What is required —
Scan the entries for lines with the word "JSON", then copy those lines.

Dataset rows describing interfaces

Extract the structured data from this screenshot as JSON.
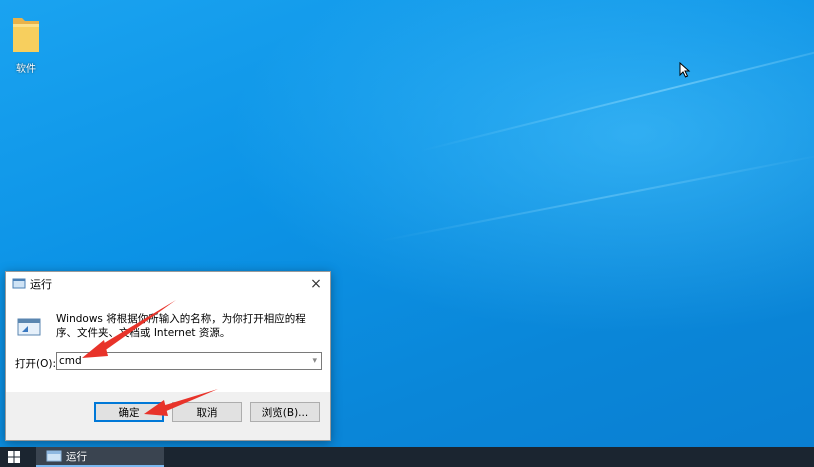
{
  "desktop": {
    "icons": [
      {
        "label": "软件"
      }
    ]
  },
  "run_dialog": {
    "title": "运行",
    "close_glyph": "×",
    "description": "Windows 将根据你所输入的名称，为你打开相应的程序、文件夹、文档或 Internet 资源。",
    "open_label": "打开(O):",
    "open_value": "cmd",
    "ok_label": "确定",
    "cancel_label": "取消",
    "browse_label": "浏览(B)..."
  },
  "taskbar": {
    "items": [
      {
        "label": "运行",
        "icon": "run-icon"
      }
    ]
  },
  "colors": {
    "accent": "#0078d7",
    "arrow": "#e8332a",
    "taskbar": "#1b2530"
  }
}
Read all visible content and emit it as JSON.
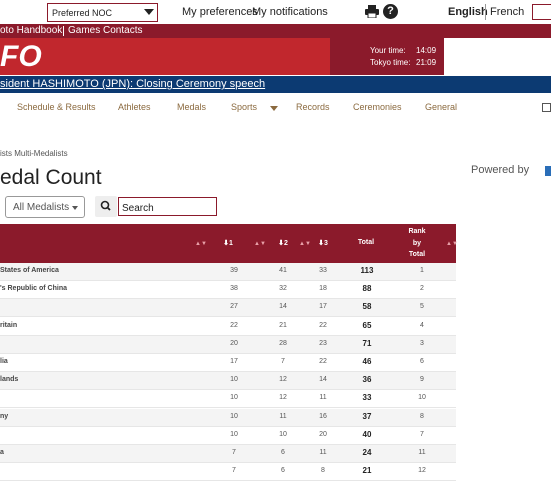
{
  "topbar": {
    "preferred_noc": "Preferred NOC",
    "my_preferences": "My preferences",
    "my_notifications": "My notifications",
    "lang_english": "English",
    "lang_french": "French"
  },
  "subheader": {
    "link1": "oto Handbook",
    "link2": "Games Contacts"
  },
  "banner": {
    "logo": "FO",
    "your_time_label": "Your time:",
    "your_time": "14:09",
    "tokyo_time_label": "Tokyo time:",
    "tokyo_time": "21:09"
  },
  "ticker": "sident HASHIMOTO (JPN): Closing Ceremony speech",
  "nav": [
    "Schedule & Results",
    "Athletes",
    "Medals",
    "Sports",
    "Records",
    "Ceremonies",
    "General"
  ],
  "breadcrumb": "ists  Multi-Medalists",
  "powered_by": "Powered by",
  "page_title": "edal Count",
  "filter": {
    "selected": "All Medalists"
  },
  "search": {
    "value": "Search"
  },
  "table": {
    "headers": {
      "gold": "1",
      "silver": "2",
      "bronze": "3",
      "total": "Total",
      "rank_line1": "Rank",
      "rank_line2": "by",
      "rank_line3": "Total"
    },
    "rows": [
      {
        "name": "States of America",
        "gold": "39",
        "silver": "41",
        "bronze": "33",
        "total": "113",
        "rank": "1"
      },
      {
        "name": "'s Republic of China",
        "gold": "38",
        "silver": "32",
        "bronze": "18",
        "total": "88",
        "rank": "2"
      },
      {
        "name": "",
        "gold": "27",
        "silver": "14",
        "bronze": "17",
        "total": "58",
        "rank": "5"
      },
      {
        "name": "ritain",
        "gold": "22",
        "silver": "21",
        "bronze": "22",
        "total": "65",
        "rank": "4"
      },
      {
        "name": "",
        "gold": "20",
        "silver": "28",
        "bronze": "23",
        "total": "71",
        "rank": "3"
      },
      {
        "name": "lia",
        "gold": "17",
        "silver": "7",
        "bronze": "22",
        "total": "46",
        "rank": "6"
      },
      {
        "name": "lands",
        "gold": "10",
        "silver": "12",
        "bronze": "14",
        "total": "36",
        "rank": "9"
      },
      {
        "name": "",
        "gold": "10",
        "silver": "12",
        "bronze": "11",
        "total": "33",
        "rank": "10"
      },
      {
        "name": "ny",
        "gold": "10",
        "silver": "11",
        "bronze": "16",
        "total": "37",
        "rank": "8"
      },
      {
        "name": "",
        "gold": "10",
        "silver": "10",
        "bronze": "20",
        "total": "40",
        "rank": "7"
      },
      {
        "name": "a",
        "gold": "7",
        "silver": "6",
        "bronze": "11",
        "total": "24",
        "rank": "11"
      },
      {
        "name": "",
        "gold": "7",
        "silver": "6",
        "bronze": "8",
        "total": "21",
        "rank": "12"
      }
    ]
  }
}
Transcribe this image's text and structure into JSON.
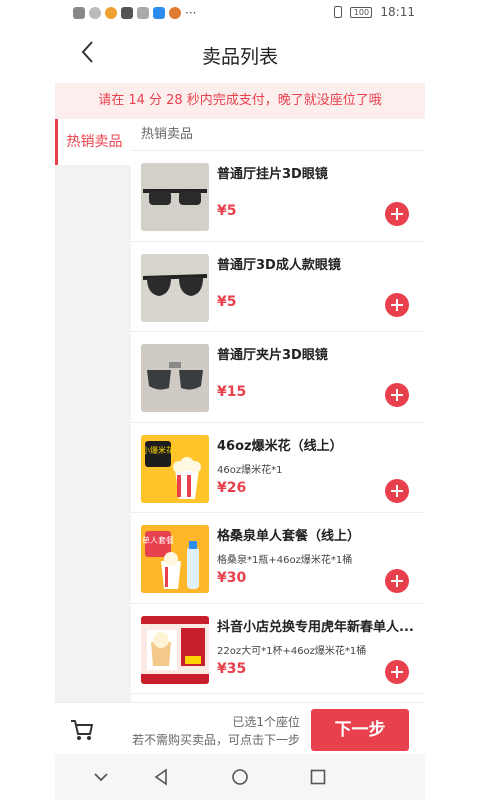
{
  "status_bar": {
    "time": "18:11",
    "battery": "100",
    "dots": "···"
  },
  "header": {
    "title": "卖品列表"
  },
  "notice": {
    "text": "请在 14 分 28 秒内完成支付，晚了就没座位了哦"
  },
  "sidebar": {
    "items": [
      {
        "label": "热销卖品"
      }
    ]
  },
  "section": {
    "title": "热销卖品"
  },
  "products": [
    {
      "name": "普通厅挂片3D眼镜",
      "desc": "",
      "price": "¥5",
      "thumb": "glasses"
    },
    {
      "name": "普通厅3D成人款眼镜",
      "desc": "",
      "price": "¥5",
      "thumb": "glasses"
    },
    {
      "name": "普通厅夹片3D眼镜",
      "desc": "",
      "price": "¥15",
      "thumb": "glasses"
    },
    {
      "name": "46oz爆米花（线上）",
      "desc": "46oz爆米花*1",
      "price": "¥26",
      "thumb": "popcorn"
    },
    {
      "name": "格桑泉单人套餐（线上）",
      "desc": "格桑泉*1瓶+46oz爆米花*1桶",
      "price": "¥30",
      "thumb": "combo"
    },
    {
      "name": "抖音小店兑换专用虎年新春单人...",
      "desc": "22oz大可*1杯+46oz爆米花*1桶",
      "price": "¥35",
      "thumb": "tiktok"
    }
  ],
  "thumb_text": {
    "popcorn": "小爆米花",
    "combo": "单人套餐"
  },
  "footer": {
    "selected": "已选1个座位",
    "hint": "若不需购买卖品，可点击下一步",
    "next": "下一步"
  },
  "colors": {
    "accent": "#e8414d",
    "notice_bg": "#fdeeee",
    "sidebar_bg": "#f2f2f2"
  },
  "icons": [
    "back-arrow-icon",
    "add-icon",
    "cart-icon",
    "nav-back-icon",
    "nav-home-icon",
    "nav-recents-icon",
    "nav-collapse-icon"
  ]
}
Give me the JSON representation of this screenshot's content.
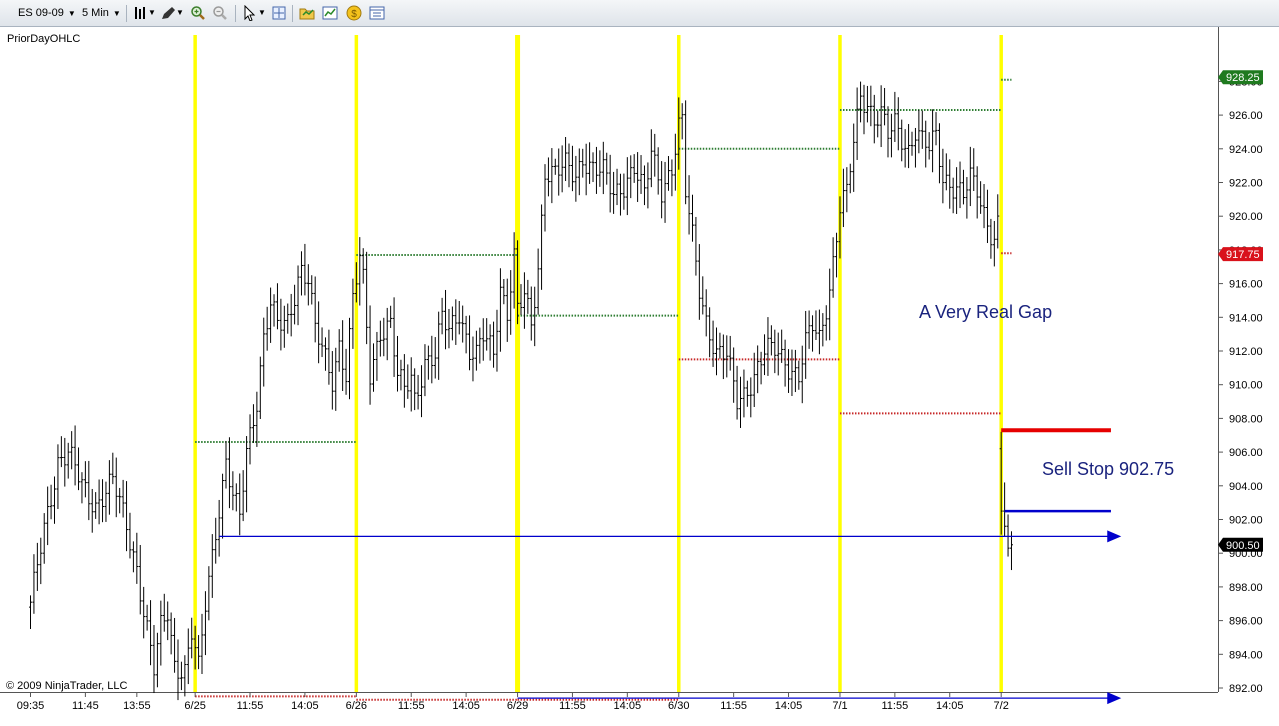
{
  "toolbar": {
    "instrument": "ES 09-09",
    "interval": "5 Min",
    "icons": [
      "bar-style-icon",
      "drawing-pencil-icon",
      "zoom-in-icon",
      "zoom-out-icon",
      "cursor-pointer-icon",
      "crosshair-icon",
      "open-folder-icon",
      "chart-properties-icon",
      "strategy-coin-icon",
      "data-box-icon"
    ]
  },
  "chart_data": {
    "type": "ohlc-bar",
    "indicator_label": "PriorDayOHLC",
    "copyright": "© 2009 NinjaTrader, LLC",
    "ylim": [
      890.5,
      928.9
    ],
    "y_ticks": [
      892,
      894,
      896,
      898,
      900,
      902,
      904,
      906,
      908,
      910,
      912,
      914,
      916,
      918,
      920,
      922,
      924,
      926,
      928
    ],
    "y_tick_labels": [
      "892.00",
      "894.00",
      "896.00",
      "898.00",
      "900.00",
      "902.00",
      "904.00",
      "906.00",
      "908.00",
      "910.00",
      "912.00",
      "914.00",
      "916.00",
      "918.00",
      "920.00",
      "922.00",
      "924.00",
      "926.00",
      "928.00"
    ],
    "x_ticks": [
      {
        "i": 0,
        "label": "09:35"
      },
      {
        "i": 16,
        "label": "11:45"
      },
      {
        "i": 31,
        "label": "13:55"
      },
      {
        "i": 48,
        "label": "6/25"
      },
      {
        "i": 64,
        "label": "11:55"
      },
      {
        "i": 80,
        "label": "14:05"
      },
      {
        "i": 95,
        "label": "6/26"
      },
      {
        "i": 111,
        "label": "11:55"
      },
      {
        "i": 127,
        "label": "14:05"
      },
      {
        "i": 142,
        "label": "6/29"
      },
      {
        "i": 158,
        "label": "11:55"
      },
      {
        "i": 174,
        "label": "14:05"
      },
      {
        "i": 189,
        "label": "6/30"
      },
      {
        "i": 205,
        "label": "11:55"
      },
      {
        "i": 221,
        "label": "14:05"
      },
      {
        "i": 236,
        "label": "7/1"
      },
      {
        "i": 252,
        "label": "11:55"
      },
      {
        "i": 268,
        "label": "14:05"
      },
      {
        "i": 283,
        "label": "7/2"
      }
    ],
    "bar_count": 287,
    "session_starts": [
      48,
      95,
      142,
      189,
      236,
      283
    ],
    "price_path": [
      [
        0,
        896.8
      ],
      [
        4,
        901.5
      ],
      [
        8,
        905.5
      ],
      [
        11,
        905.9
      ],
      [
        15,
        904.0
      ],
      [
        19,
        902.9
      ],
      [
        24,
        904.2
      ],
      [
        28,
        901.7
      ],
      [
        31,
        899.2
      ],
      [
        33,
        896.6
      ],
      [
        36,
        893.0
      ],
      [
        38,
        895.5
      ],
      [
        40,
        896.6
      ],
      [
        42,
        893.5
      ],
      [
        45,
        893.0
      ],
      [
        47,
        895.2
      ],
      [
        49,
        893.0
      ],
      [
        51,
        897.0
      ],
      [
        54,
        901.5
      ],
      [
        57,
        905.4
      ],
      [
        59,
        903.3
      ],
      [
        61,
        902.0
      ],
      [
        63,
        906.0
      ],
      [
        66,
        909.2
      ],
      [
        68,
        912.9
      ],
      [
        70,
        914.8
      ],
      [
        72,
        913.4
      ],
      [
        75,
        913.6
      ],
      [
        78,
        916.4
      ],
      [
        79,
        917.0
      ],
      [
        81,
        916.3
      ],
      [
        83,
        913.2
      ],
      [
        86,
        911.4
      ],
      [
        88,
        910.3
      ],
      [
        90,
        912.5
      ],
      [
        92,
        910.7
      ],
      [
        94,
        915.0
      ],
      [
        96,
        917.4
      ],
      [
        97,
        916.0
      ],
      [
        99,
        910.6
      ],
      [
        102,
        913.3
      ],
      [
        105,
        913.6
      ],
      [
        107,
        910.4
      ],
      [
        109,
        909.6
      ],
      [
        111,
        910.5
      ],
      [
        112,
        909.2
      ],
      [
        115,
        911.4
      ],
      [
        118,
        911.6
      ],
      [
        120,
        913.9
      ],
      [
        122,
        913.2
      ],
      [
        125,
        914.5
      ],
      [
        128,
        912.0
      ],
      [
        130,
        911.6
      ],
      [
        132,
        912.8
      ],
      [
        135,
        912.0
      ],
      [
        137,
        915.9
      ],
      [
        139,
        914.4
      ],
      [
        141,
        917.5
      ],
      [
        142,
        914.3
      ],
      [
        144,
        915.2
      ],
      [
        146,
        913.5
      ],
      [
        148,
        917.0
      ],
      [
        150,
        922.8
      ],
      [
        153,
        922.5
      ],
      [
        156,
        922.9
      ],
      [
        159,
        922.4
      ],
      [
        161,
        923.6
      ],
      [
        164,
        922.8
      ],
      [
        167,
        922.5
      ],
      [
        170,
        921.3
      ],
      [
        173,
        922.0
      ],
      [
        176,
        922.9
      ],
      [
        179,
        921.1
      ],
      [
        181,
        923.8
      ],
      [
        184,
        921.7
      ],
      [
        187,
        922.9
      ],
      [
        189,
        925.2
      ],
      [
        190,
        925.4
      ],
      [
        191,
        921.3
      ],
      [
        193,
        918.8
      ],
      [
        195,
        915.9
      ],
      [
        197,
        913.9
      ],
      [
        200,
        911.7
      ],
      [
        203,
        911.6
      ],
      [
        206,
        909.2
      ],
      [
        208,
        909.6
      ],
      [
        211,
        910.4
      ],
      [
        214,
        911.8
      ],
      [
        217,
        912.2
      ],
      [
        220,
        911.6
      ],
      [
        222,
        910.8
      ],
      [
        224,
        910.4
      ],
      [
        226,
        912.3
      ],
      [
        228,
        913.5
      ],
      [
        230,
        912.8
      ],
      [
        233,
        915.8
      ],
      [
        235,
        918.8
      ],
      [
        236,
        920.5
      ],
      [
        238,
        921.2
      ],
      [
        240,
        924.4
      ],
      [
        242,
        927.2
      ],
      [
        244,
        926.8
      ],
      [
        246,
        925.8
      ],
      [
        248,
        926.0
      ],
      [
        250,
        924.7
      ],
      [
        252,
        925.4
      ],
      [
        254,
        924.7
      ],
      [
        256,
        924.0
      ],
      [
        258,
        925.2
      ],
      [
        260,
        924.4
      ],
      [
        262,
        923.9
      ],
      [
        264,
        924.7
      ],
      [
        266,
        922.3
      ],
      [
        268,
        922.1
      ],
      [
        270,
        921.7
      ],
      [
        272,
        921.2
      ],
      [
        274,
        922.1
      ],
      [
        276,
        921.5
      ],
      [
        278,
        920.2
      ],
      [
        280,
        919.2
      ],
      [
        281,
        918.8
      ],
      [
        282,
        919.6
      ]
    ],
    "last_day_bars": [
      {
        "i": 283,
        "o": 906.2,
        "h": 907.2,
        "l": 901.1,
        "c": 902.5
      },
      {
        "i": 284,
        "o": 902.5,
        "h": 904.2,
        "l": 901.0,
        "c": 901.6
      },
      {
        "i": 285,
        "o": 901.6,
        "h": 902.3,
        "l": 899.8,
        "c": 900.3
      },
      {
        "i": 286,
        "o": 900.3,
        "h": 901.3,
        "l": 899.0,
        "c": 900.5
      }
    ],
    "prior_day_levels": [
      {
        "from": 48,
        "to": 95,
        "high": 906.6,
        "low": 891.5
      },
      {
        "from": 95,
        "to": 142,
        "high": 917.7,
        "low": 891.3
      },
      {
        "from": 142,
        "to": 189,
        "high": 914.1,
        "low": 891.3
      },
      {
        "from": 189,
        "to": 236,
        "high": 924.0,
        "low": 911.5
      },
      {
        "from": 236,
        "to": 283,
        "high": 926.3,
        "low": 908.3
      },
      {
        "from": 283,
        "to": 286,
        "high": 928.1,
        "low": 917.8
      }
    ],
    "price_badges": [
      {
        "label": "928.25",
        "value": 928.25,
        "color": "#1f7a1f"
      },
      {
        "label": "917.75",
        "value": 917.75,
        "color": "#d9121b"
      },
      {
        "label": "900.50",
        "value": 900.5,
        "color": "#000000"
      }
    ],
    "annotations": {
      "gap_text": "A Very Real Gap",
      "sell_stop_text": "Sell Stop 902.75",
      "red_line": {
        "from_i": 283,
        "to_i": 315,
        "value": 907.3
      },
      "blue_short_line": {
        "from_i": 284,
        "to_i": 315,
        "value": 902.5
      },
      "arrow_upper": {
        "from_i": 55,
        "to_i": 318,
        "value": 901.0
      },
      "arrow_lower": {
        "from_i": 142,
        "to_i": 318,
        "value": 891.4
      }
    },
    "colors": {
      "session_line": "#ffff00",
      "high_line": "#2e7d32",
      "low_line": "#c62828",
      "arrow": "#0000cc",
      "gap_text": "#1a237e",
      "sell_text": "#1a237e",
      "red_line": "#e60000",
      "blue_line": "#0000cc"
    },
    "grid": false,
    "legend": "none"
  }
}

Result of this exercise —
Extract the structured data from this screenshot as JSON.
Read all visible content and emit it as JSON.
Transcribe this image's text and structure into JSON.
Give me the JSON representation of this screenshot's content.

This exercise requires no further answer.